→ Data excerpts

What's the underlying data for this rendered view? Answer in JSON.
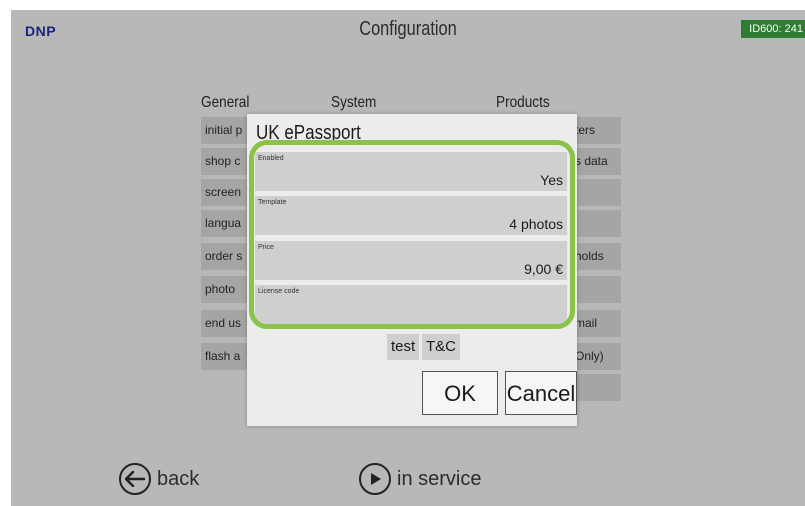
{
  "header": {
    "logo": "DNP",
    "title": "Configuration",
    "device_id": "ID600: 241"
  },
  "columns": {
    "general": "General",
    "system": "System",
    "products": "Products"
  },
  "general_items": [
    "initial p",
    "shop c",
    "screen",
    "langua",
    "order s",
    "photo",
    "end us",
    "flash a"
  ],
  "products_items": [
    "ters",
    "s data",
    "",
    "",
    "holds",
    "",
    "mail",
    "Only)",
    ""
  ],
  "dialog": {
    "title": "UK ePassport",
    "fields": [
      {
        "label": "Enabled",
        "value": "Yes"
      },
      {
        "label": "Template",
        "value": "4 photos"
      },
      {
        "label": "Price",
        "value": "9,00 €"
      },
      {
        "label": "License code",
        "value": ""
      }
    ],
    "test_label": "test",
    "tc_label": "T&C",
    "ok_label": "OK",
    "cancel_label": "Cancel"
  },
  "footer": {
    "back_label": "back",
    "in_service_label": "in service"
  },
  "colors": {
    "highlight": "#8bc34a",
    "device_badge": "#2e7d32",
    "logo": "#1a237e"
  }
}
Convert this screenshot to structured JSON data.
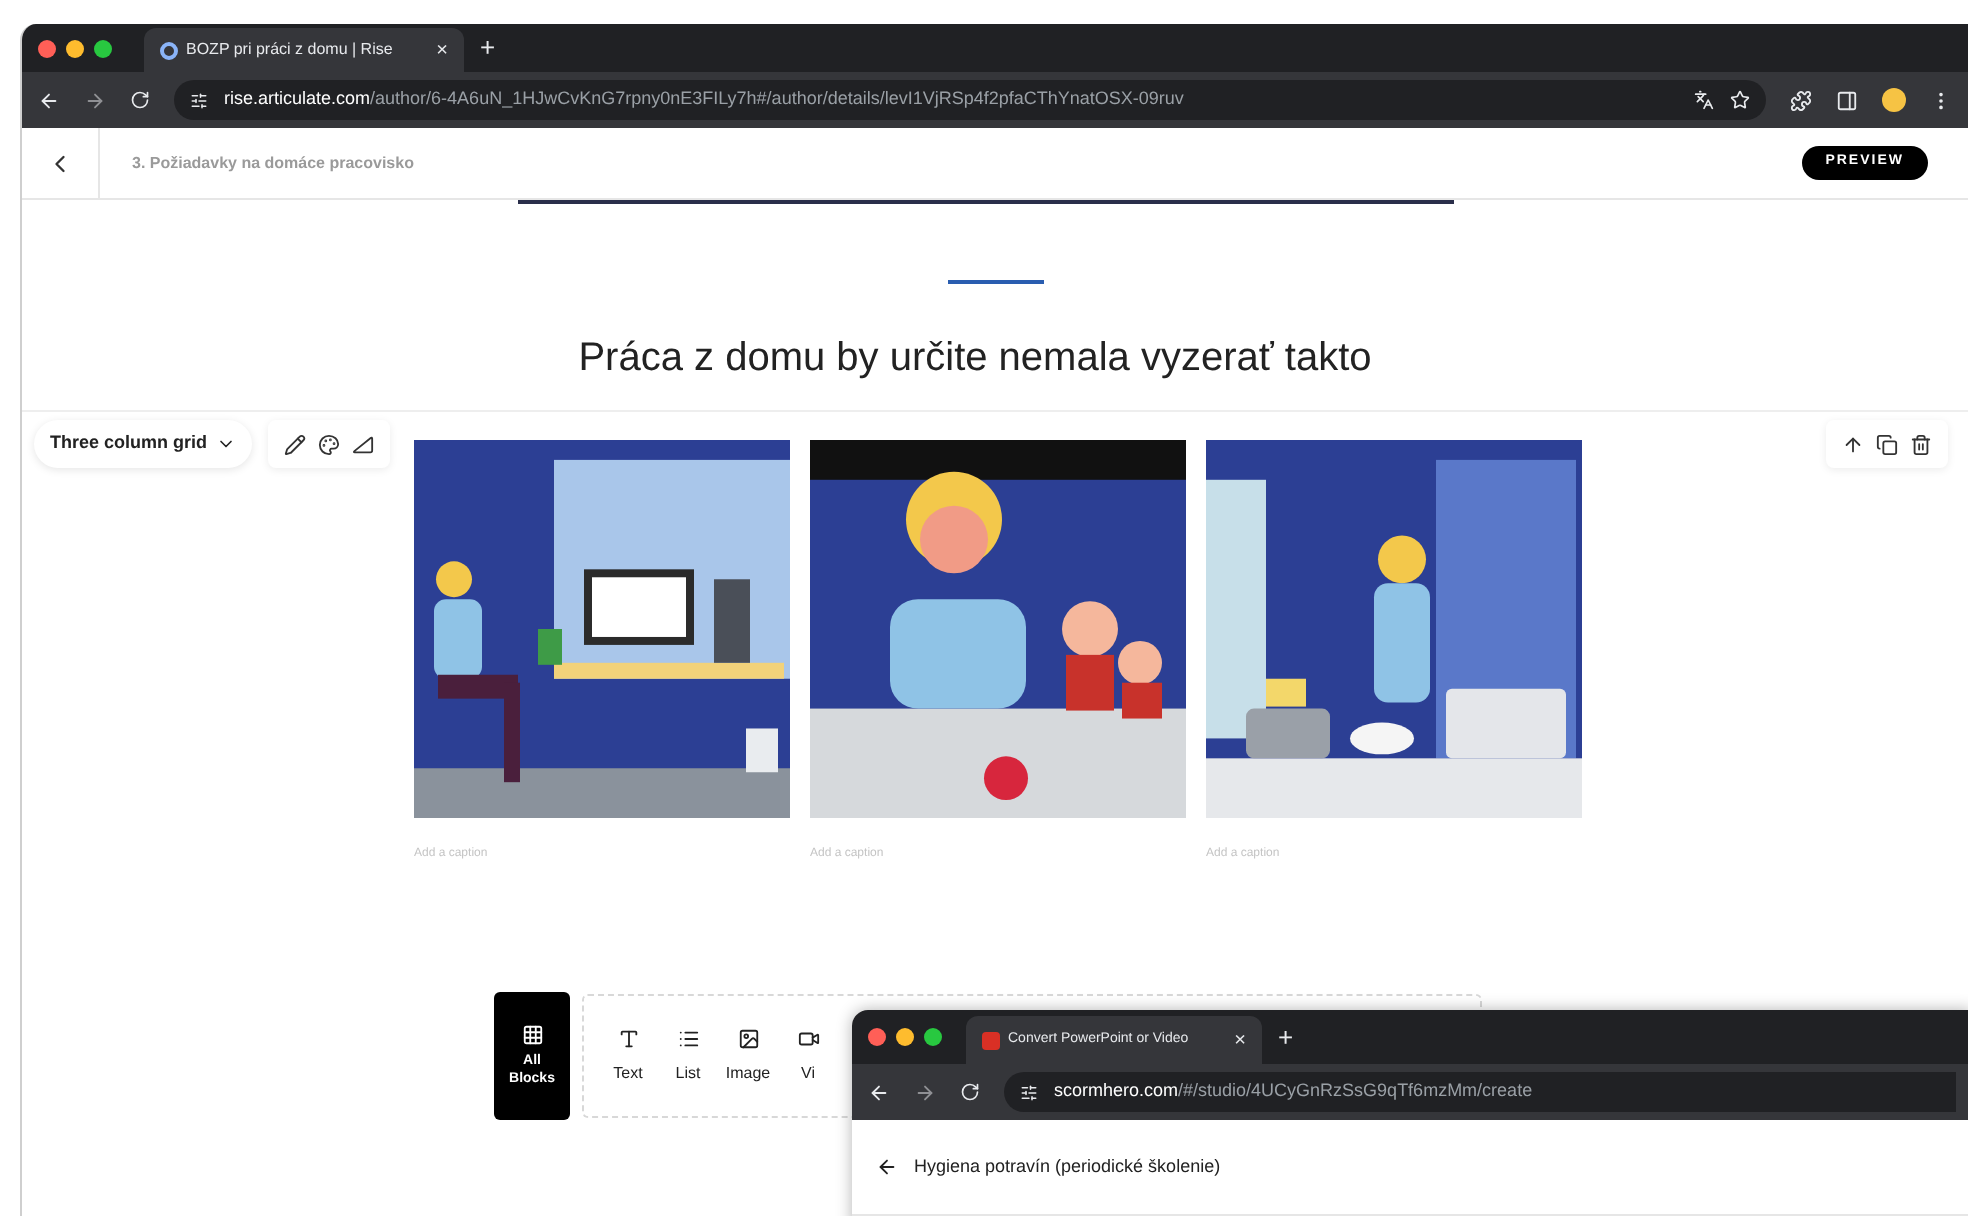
{
  "browser": {
    "tab_title": "BOZP pri práci z domu | Rise",
    "tab_close": "×",
    "new_tab": "+",
    "url_host": "rise.articulate.com",
    "url_path": "/author/6-4A6uN_1HJwCvKnG7rpny0nE3FILy7h#/author/details/levI1VjRSp4f2pfaCThYnatOSX-09ruv"
  },
  "header": {
    "lesson_title": "3. Požiadavky na domáce pracovisko",
    "preview_button": "PREVIEW"
  },
  "heading": "Práca z domu by určite nemala vyzerať takto",
  "block_style": {
    "label": "Three column grid"
  },
  "images": [
    {
      "kind": "picture",
      "caption_placeholder": "Add a caption"
    },
    {
      "kind": "picture",
      "caption_placeholder": "Add a caption"
    },
    {
      "kind": "picture",
      "caption_placeholder": "Add a caption"
    }
  ],
  "block_bar": {
    "all_blocks": "All Blocks",
    "items": [
      {
        "kind": "text",
        "label": "Text"
      },
      {
        "kind": "list",
        "label": "List"
      },
      {
        "label": "Image"
      },
      {
        "kind": "video",
        "label": "Vi"
      }
    ]
  },
  "overlay_window": {
    "tab_title": "Convert PowerPoint or Video",
    "tab_close": "×",
    "new_tab": "+",
    "url_host": "scormhero.com",
    "url_path": "/#/studio/4UCyGnRzSsG9qTf6mzMm/create",
    "back_title": "Hygiena potravín (periodické školenie)"
  }
}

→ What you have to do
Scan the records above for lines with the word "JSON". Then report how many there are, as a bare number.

→ Solution to this exercise
2